▶ What you are asked to do:
Each line in the entries that has the word "heading" has to be copied.

(Items from an interface collection)
= = =

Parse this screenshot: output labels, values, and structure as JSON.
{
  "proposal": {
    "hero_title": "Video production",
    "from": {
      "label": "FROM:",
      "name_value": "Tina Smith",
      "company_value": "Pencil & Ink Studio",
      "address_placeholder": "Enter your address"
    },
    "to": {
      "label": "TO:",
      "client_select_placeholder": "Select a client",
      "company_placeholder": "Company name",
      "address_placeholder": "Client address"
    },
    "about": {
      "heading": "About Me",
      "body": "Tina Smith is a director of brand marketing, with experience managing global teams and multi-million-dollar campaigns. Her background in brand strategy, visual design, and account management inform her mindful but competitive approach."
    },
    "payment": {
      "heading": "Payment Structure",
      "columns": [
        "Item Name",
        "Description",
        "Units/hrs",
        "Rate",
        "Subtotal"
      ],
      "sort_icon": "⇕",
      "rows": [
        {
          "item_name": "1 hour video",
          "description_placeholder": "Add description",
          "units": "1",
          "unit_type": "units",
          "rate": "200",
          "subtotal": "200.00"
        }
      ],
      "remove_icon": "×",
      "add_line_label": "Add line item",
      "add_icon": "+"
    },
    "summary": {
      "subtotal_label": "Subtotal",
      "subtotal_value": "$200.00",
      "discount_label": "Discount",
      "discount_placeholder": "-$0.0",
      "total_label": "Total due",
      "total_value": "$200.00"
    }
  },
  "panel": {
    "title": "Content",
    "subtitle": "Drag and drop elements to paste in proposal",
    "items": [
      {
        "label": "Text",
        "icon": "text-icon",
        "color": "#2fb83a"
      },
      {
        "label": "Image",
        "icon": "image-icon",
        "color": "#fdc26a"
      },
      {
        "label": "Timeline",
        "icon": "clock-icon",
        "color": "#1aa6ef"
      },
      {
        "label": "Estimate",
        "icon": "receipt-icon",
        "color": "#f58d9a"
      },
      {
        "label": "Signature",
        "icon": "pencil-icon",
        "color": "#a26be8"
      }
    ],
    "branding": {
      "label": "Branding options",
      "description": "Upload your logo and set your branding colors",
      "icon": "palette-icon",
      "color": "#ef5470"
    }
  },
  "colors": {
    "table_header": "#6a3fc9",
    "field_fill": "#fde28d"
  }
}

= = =

▶ Output below:
      "heading": "About Me",
      "heading": "Payment Structure",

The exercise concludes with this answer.